[Component data from apps and pages]
---------------

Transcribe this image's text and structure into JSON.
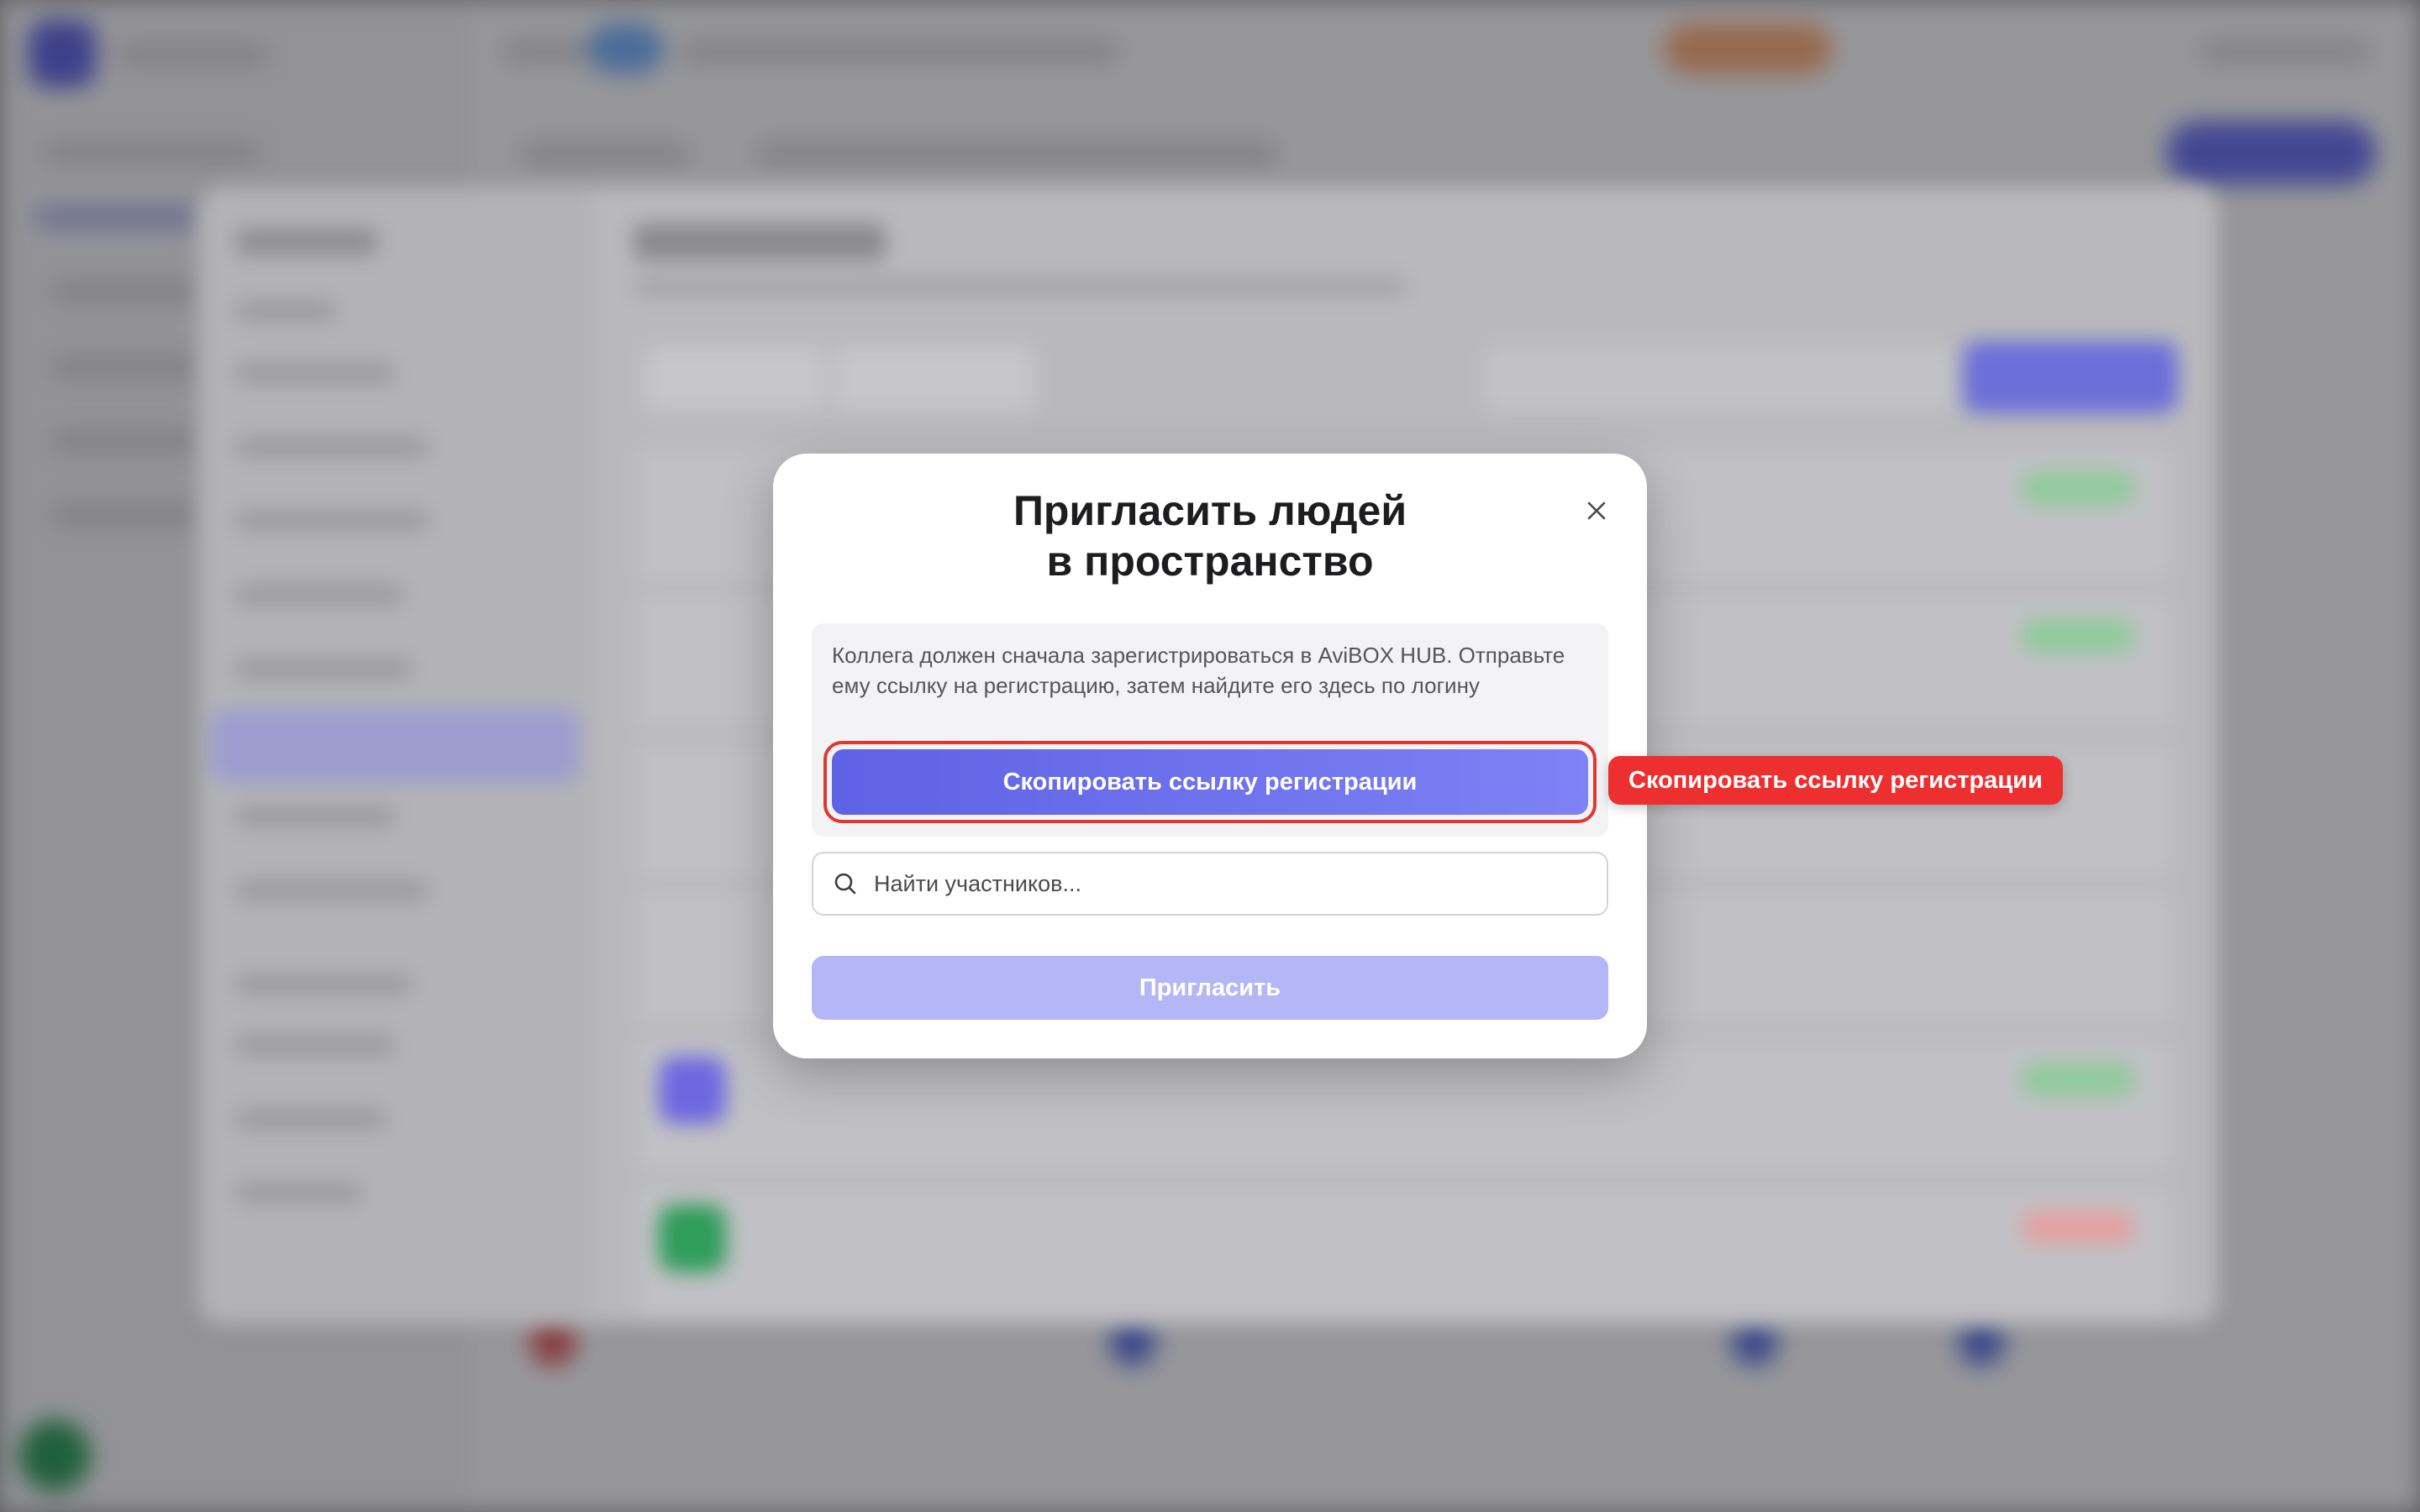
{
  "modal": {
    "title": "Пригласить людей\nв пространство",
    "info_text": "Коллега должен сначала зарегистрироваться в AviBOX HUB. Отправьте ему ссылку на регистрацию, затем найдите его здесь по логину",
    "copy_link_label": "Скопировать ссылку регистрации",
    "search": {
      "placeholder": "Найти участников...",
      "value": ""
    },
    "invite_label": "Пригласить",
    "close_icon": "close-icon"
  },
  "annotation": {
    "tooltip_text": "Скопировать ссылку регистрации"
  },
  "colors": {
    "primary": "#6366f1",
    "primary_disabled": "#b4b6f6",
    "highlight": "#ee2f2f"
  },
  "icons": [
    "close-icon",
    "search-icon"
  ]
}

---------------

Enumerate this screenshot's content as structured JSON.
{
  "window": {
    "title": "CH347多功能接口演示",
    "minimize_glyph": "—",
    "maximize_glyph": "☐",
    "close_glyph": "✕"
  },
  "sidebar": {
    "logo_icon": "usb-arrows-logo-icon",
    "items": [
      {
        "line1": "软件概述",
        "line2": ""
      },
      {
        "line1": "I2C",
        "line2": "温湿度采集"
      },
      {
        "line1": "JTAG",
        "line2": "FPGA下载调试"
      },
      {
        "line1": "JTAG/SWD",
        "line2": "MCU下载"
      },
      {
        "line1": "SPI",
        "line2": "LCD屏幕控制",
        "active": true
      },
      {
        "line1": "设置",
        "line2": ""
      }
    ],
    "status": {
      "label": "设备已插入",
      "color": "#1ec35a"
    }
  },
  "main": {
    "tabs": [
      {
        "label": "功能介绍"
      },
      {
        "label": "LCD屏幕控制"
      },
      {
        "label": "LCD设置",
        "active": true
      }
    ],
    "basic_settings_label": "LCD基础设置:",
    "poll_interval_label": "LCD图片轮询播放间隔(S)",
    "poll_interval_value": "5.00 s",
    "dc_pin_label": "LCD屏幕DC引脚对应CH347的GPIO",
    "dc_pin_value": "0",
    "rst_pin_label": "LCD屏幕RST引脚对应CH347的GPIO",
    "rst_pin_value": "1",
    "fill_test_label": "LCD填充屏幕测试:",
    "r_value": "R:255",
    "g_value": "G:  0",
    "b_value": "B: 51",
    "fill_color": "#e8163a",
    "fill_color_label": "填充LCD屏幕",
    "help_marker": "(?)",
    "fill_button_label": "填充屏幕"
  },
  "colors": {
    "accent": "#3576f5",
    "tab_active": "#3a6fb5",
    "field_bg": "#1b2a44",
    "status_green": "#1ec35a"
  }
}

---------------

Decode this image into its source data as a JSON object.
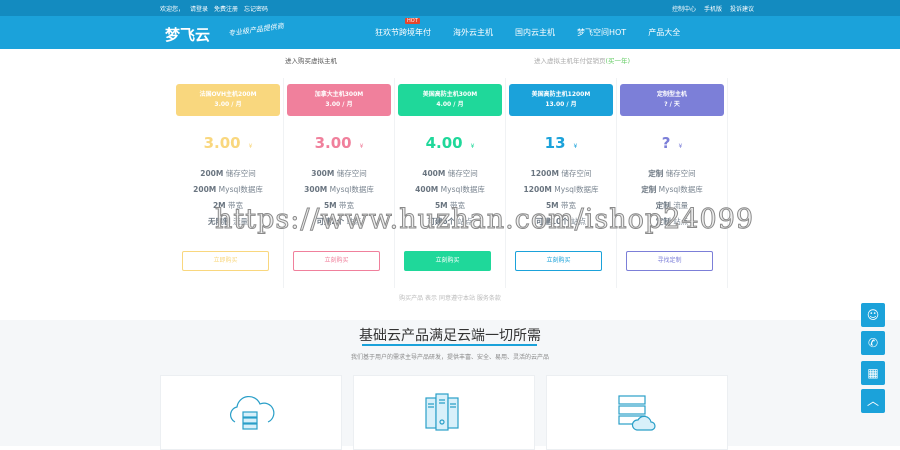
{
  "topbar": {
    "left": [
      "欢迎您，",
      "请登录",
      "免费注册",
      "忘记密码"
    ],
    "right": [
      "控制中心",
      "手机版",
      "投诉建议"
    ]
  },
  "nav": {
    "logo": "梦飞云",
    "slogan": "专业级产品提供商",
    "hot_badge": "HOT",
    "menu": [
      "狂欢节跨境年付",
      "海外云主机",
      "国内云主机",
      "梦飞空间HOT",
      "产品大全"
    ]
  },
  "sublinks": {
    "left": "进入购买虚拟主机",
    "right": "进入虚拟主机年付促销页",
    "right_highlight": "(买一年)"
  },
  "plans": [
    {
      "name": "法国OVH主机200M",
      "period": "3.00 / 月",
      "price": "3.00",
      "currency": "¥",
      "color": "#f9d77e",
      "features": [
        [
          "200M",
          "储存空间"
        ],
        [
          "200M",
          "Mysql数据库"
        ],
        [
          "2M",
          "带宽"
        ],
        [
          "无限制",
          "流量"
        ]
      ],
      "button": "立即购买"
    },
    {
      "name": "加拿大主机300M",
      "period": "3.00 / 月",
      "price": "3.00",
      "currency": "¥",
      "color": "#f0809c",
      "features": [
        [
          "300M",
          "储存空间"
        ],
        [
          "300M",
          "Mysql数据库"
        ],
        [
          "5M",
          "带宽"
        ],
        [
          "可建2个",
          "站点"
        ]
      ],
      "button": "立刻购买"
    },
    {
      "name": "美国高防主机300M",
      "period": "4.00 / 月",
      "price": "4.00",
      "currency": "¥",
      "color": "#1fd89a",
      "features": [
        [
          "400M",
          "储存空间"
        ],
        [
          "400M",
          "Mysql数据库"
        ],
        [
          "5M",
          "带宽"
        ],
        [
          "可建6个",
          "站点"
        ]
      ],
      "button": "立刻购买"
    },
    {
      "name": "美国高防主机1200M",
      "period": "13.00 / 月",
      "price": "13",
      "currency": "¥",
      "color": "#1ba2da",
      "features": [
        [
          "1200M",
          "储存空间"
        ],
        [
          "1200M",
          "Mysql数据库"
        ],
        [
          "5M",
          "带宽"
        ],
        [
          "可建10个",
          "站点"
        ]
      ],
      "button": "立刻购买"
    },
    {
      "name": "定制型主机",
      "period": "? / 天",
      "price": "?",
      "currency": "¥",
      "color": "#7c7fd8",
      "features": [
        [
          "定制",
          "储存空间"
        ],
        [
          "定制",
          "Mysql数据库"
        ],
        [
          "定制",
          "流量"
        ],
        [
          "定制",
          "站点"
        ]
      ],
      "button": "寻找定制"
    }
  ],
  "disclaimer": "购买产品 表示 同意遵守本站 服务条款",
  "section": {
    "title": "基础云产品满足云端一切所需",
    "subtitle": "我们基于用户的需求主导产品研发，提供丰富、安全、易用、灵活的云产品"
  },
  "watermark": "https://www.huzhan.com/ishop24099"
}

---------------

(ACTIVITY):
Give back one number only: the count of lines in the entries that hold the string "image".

(ANSWER):
2